The Ascent, September 24
What is the Soviet athlete's secret to success? Klimov's early satire uses documentary, old newsreels, and fiction to ponder this national obsession, from the torture of training to the politics of winning.
A boy partisan witnesses the everyday horrors of the Nazi occupation of Byelorussia in this testament to the surreal madness of war, and the facts of the Russian experience. "Dazzling filmmaking; towering, cathartic."-London Film Festival
When an island in Central Siberia is to be submerged by the building of a dam and the villagers moved to the mainland, the elderly women on the island vow to stay behind. "An assured, elegiac evocation of a virtually pagan world, both defined and doomed by its traditions."-Time Out. With short Larissa, a tribute to Shepitko by her husband Klimov.
Klimov's rendition of the Rasputin story may be over-the-top, in keeping with the infamous charlatan himself, but a restored print of this much-tampered-with film offers new revelations about what a thinking Russian makes of an extraordinarily bizarre episode in the nation's history.
Shepitko's prizewinning first film about futile attempts at modernization on the arid Kirghiz steppes. "The images have an extraordinary intensity."-Film Center, Chicago
"A lovely and nuanced character study of a once-famous World War II fighter pilot who becomes a provincial schoolmistress. . . . Stately and reflective in tempo."-Chicago Reader
A scientist in midlife crisis flees to Siberia in this daring drama, "in every way as fascinating as Tarkovsky's Solaris, and signifying a major talent in the Soviet Union."-International Film Guide
Klimov's hilarious first film, set in a Young Pioneers camp, is "a witty, biting satire on the Soviet way of living. . . . Nothing was forbidden, but of course nothing was possible either."-Marina Goldovskaya
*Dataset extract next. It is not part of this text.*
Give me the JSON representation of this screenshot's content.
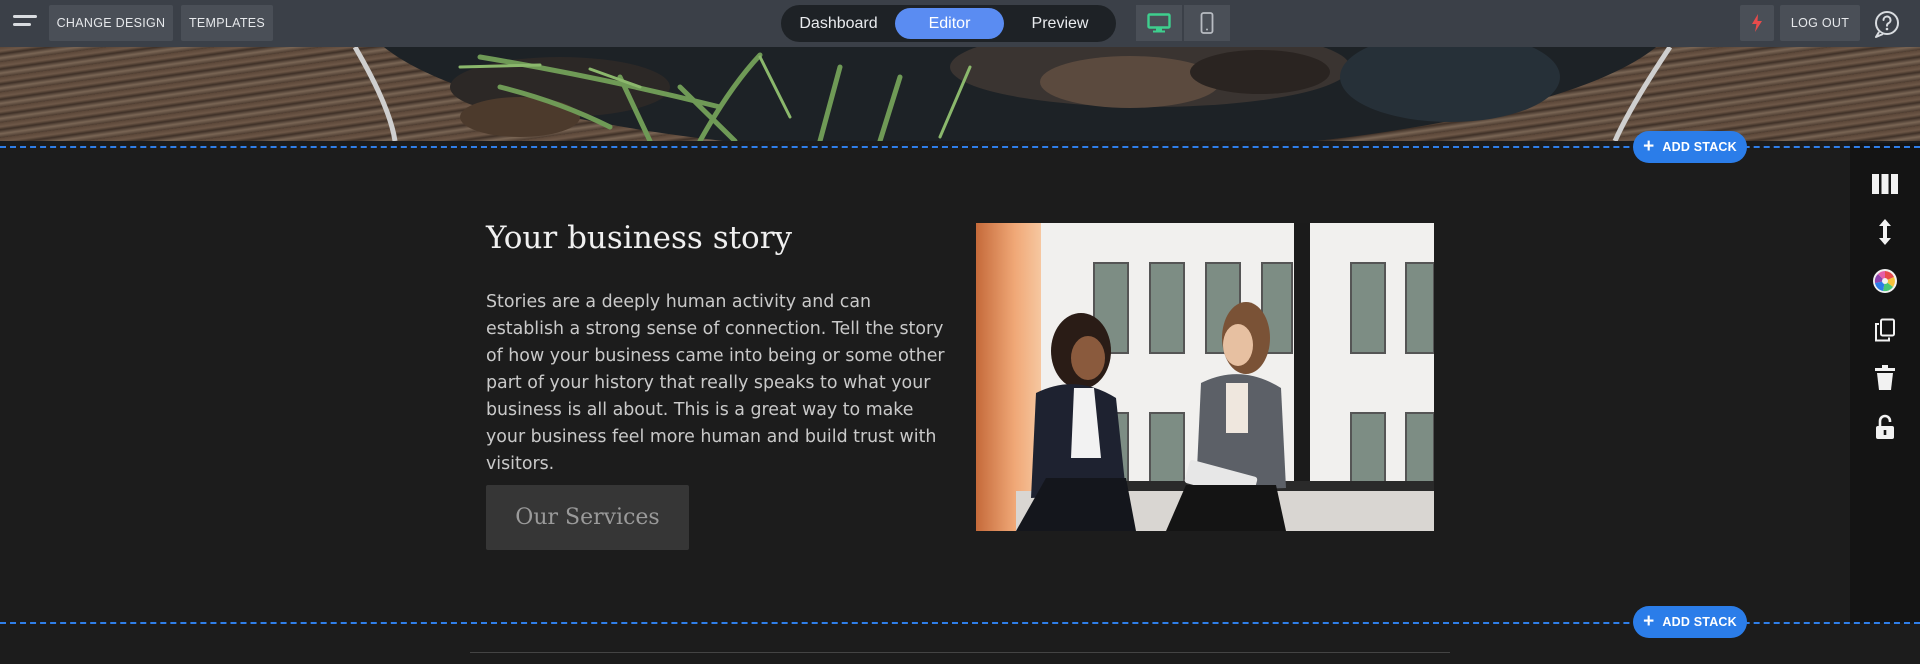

Klimov's second comedy riled the authorities with its depiction of a shy dentist who gains fame for inventing a painless way of pulling teeth and suffers the consequences of being young, gifted, and Soviet.
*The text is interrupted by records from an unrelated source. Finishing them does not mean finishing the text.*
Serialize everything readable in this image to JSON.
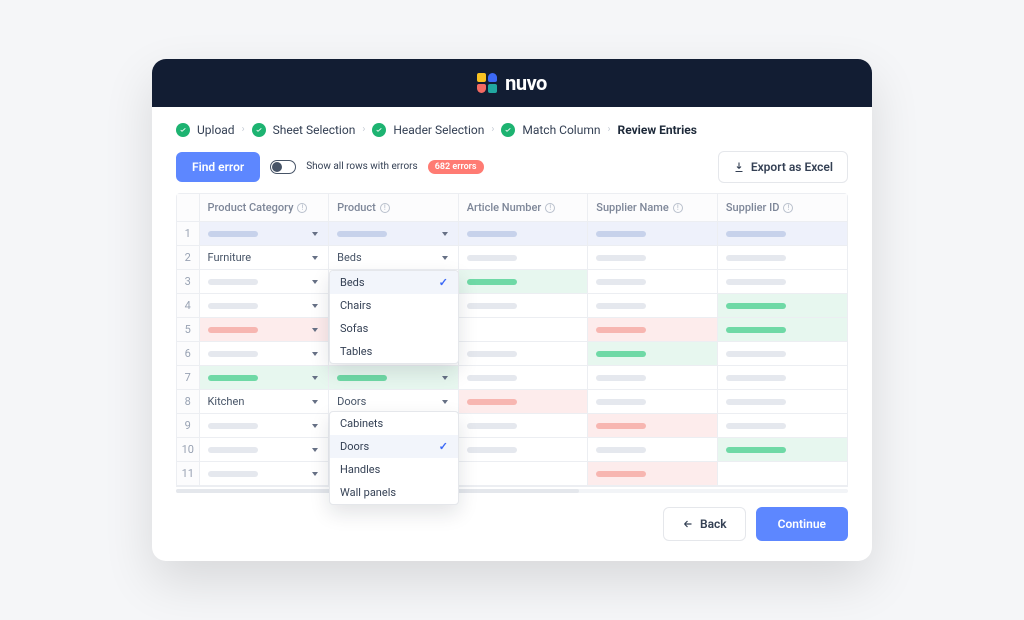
{
  "brand": "nuvo",
  "stepper": {
    "completed": [
      "Upload",
      "Sheet Selection",
      "Header Selection",
      "Match Column"
    ],
    "current": "Review Entries"
  },
  "toolbar": {
    "find_error": "Find error",
    "toggle_label": "Show all rows with errors",
    "error_badge": "682 errors",
    "export_label": "Export as Excel"
  },
  "columns": [
    "Product Category",
    "Product",
    "Article Number",
    "Supplier Name",
    "Supplier ID"
  ],
  "rows": [
    {
      "n": 1,
      "cat": {
        "kind": "skel",
        "sk": "blue",
        "bg": "blue",
        "dd": true
      },
      "prod": {
        "kind": "skel",
        "sk": "blue",
        "bg": "blue",
        "dd": true
      },
      "art": {
        "kind": "skel",
        "sk": "blue",
        "bg": "blue"
      },
      "sup": {
        "kind": "skel",
        "sk": "blue",
        "bg": "blue"
      },
      "sid": {
        "kind": "skel",
        "sk": "blue",
        "bg": "blue"
      }
    },
    {
      "n": 2,
      "cat": {
        "kind": "text",
        "val": "Furniture",
        "dd": true
      },
      "prod": {
        "kind": "text",
        "val": "Beds",
        "dd": true
      },
      "art": {
        "kind": "skel",
        "sk": "grey"
      },
      "sup": {
        "kind": "skel",
        "sk": "grey"
      },
      "sid": {
        "kind": "skel",
        "sk": "grey"
      }
    },
    {
      "n": 3,
      "cat": {
        "kind": "skel",
        "sk": "grey",
        "dd": true
      },
      "prod": {
        "kind": "dropdown"
      },
      "art": {
        "kind": "skel",
        "sk": "green",
        "bg": "green"
      },
      "sup": {
        "kind": "skel",
        "sk": "grey"
      },
      "sid": {
        "kind": "skel",
        "sk": "grey"
      }
    },
    {
      "n": 4,
      "cat": {
        "kind": "skel",
        "sk": "grey",
        "dd": true
      },
      "prod": {
        "kind": "dropdown"
      },
      "art": {
        "kind": "skel",
        "sk": "grey"
      },
      "sup": {
        "kind": "skel",
        "sk": "grey"
      },
      "sid": {
        "kind": "skel",
        "sk": "green",
        "bg": "green"
      }
    },
    {
      "n": 5,
      "cat": {
        "kind": "skel",
        "sk": "red",
        "bg": "red",
        "dd": true
      },
      "prod": {
        "kind": "dropdown"
      },
      "art": {
        "kind": "empty"
      },
      "sup": {
        "kind": "skel",
        "sk": "red",
        "bg": "red"
      },
      "sid": {
        "kind": "skel",
        "sk": "green",
        "bg": "green"
      }
    },
    {
      "n": 6,
      "cat": {
        "kind": "skel",
        "sk": "grey",
        "dd": true
      },
      "prod": {
        "kind": "dropdown"
      },
      "art": {
        "kind": "skel",
        "sk": "grey"
      },
      "sup": {
        "kind": "skel",
        "sk": "green",
        "bg": "green"
      },
      "sid": {
        "kind": "skel",
        "sk": "grey"
      }
    },
    {
      "n": 7,
      "cat": {
        "kind": "skel",
        "sk": "green",
        "bg": "green",
        "dd": true
      },
      "prod": {
        "kind": "skel",
        "sk": "green",
        "bg": "green",
        "dd": true
      },
      "art": {
        "kind": "skel",
        "sk": "grey"
      },
      "sup": {
        "kind": "skel",
        "sk": "grey"
      },
      "sid": {
        "kind": "skel",
        "sk": "grey"
      }
    },
    {
      "n": 8,
      "cat": {
        "kind": "text",
        "val": "Kitchen",
        "dd": true
      },
      "prod": {
        "kind": "text",
        "val": "Doors",
        "dd": true
      },
      "art": {
        "kind": "skel",
        "sk": "red",
        "bg": "red"
      },
      "sup": {
        "kind": "skel",
        "sk": "grey"
      },
      "sid": {
        "kind": "skel",
        "sk": "grey"
      }
    },
    {
      "n": 9,
      "cat": {
        "kind": "skel",
        "sk": "grey",
        "dd": true
      },
      "prod": {
        "kind": "dropdown"
      },
      "art": {
        "kind": "skel",
        "sk": "grey"
      },
      "sup": {
        "kind": "skel",
        "sk": "red",
        "bg": "red"
      },
      "sid": {
        "kind": "skel",
        "sk": "grey"
      }
    },
    {
      "n": 10,
      "cat": {
        "kind": "skel",
        "sk": "grey",
        "dd": true
      },
      "prod": {
        "kind": "dropdown"
      },
      "art": {
        "kind": "skel",
        "sk": "grey"
      },
      "sup": {
        "kind": "skel",
        "sk": "grey"
      },
      "sid": {
        "kind": "skel",
        "sk": "green",
        "bg": "green"
      }
    },
    {
      "n": 11,
      "cat": {
        "kind": "skel",
        "sk": "grey",
        "dd": true
      },
      "prod": {
        "kind": "dropdown"
      },
      "art": {
        "kind": "empty"
      },
      "sup": {
        "kind": "skel",
        "sk": "red",
        "bg": "red"
      },
      "sid": {
        "kind": "empty"
      }
    }
  ],
  "dropdown1": {
    "options": [
      "Beds",
      "Chairs",
      "Sofas",
      "Tables"
    ],
    "selected": "Beds"
  },
  "dropdown2": {
    "options": [
      "Cabinets",
      "Doors",
      "Handles",
      "Wall panels"
    ],
    "selected": "Doors"
  },
  "footer": {
    "back": "Back",
    "continue": "Continue"
  }
}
The partisan struggle against the Nazis in WWII provides the setting for a timeless work of art in Shepitko's The Ascent. "In the entire history of cinema, a handful of films have captured the transcendent, revelatory moment of spiritual triumph in the face of an impossibly painful reality . . . a profoundly moving experience."-Filmex '78. Shown with Homeland of Electricity, Shepitko's visually stunning short film on the aftermath of the October Revolution.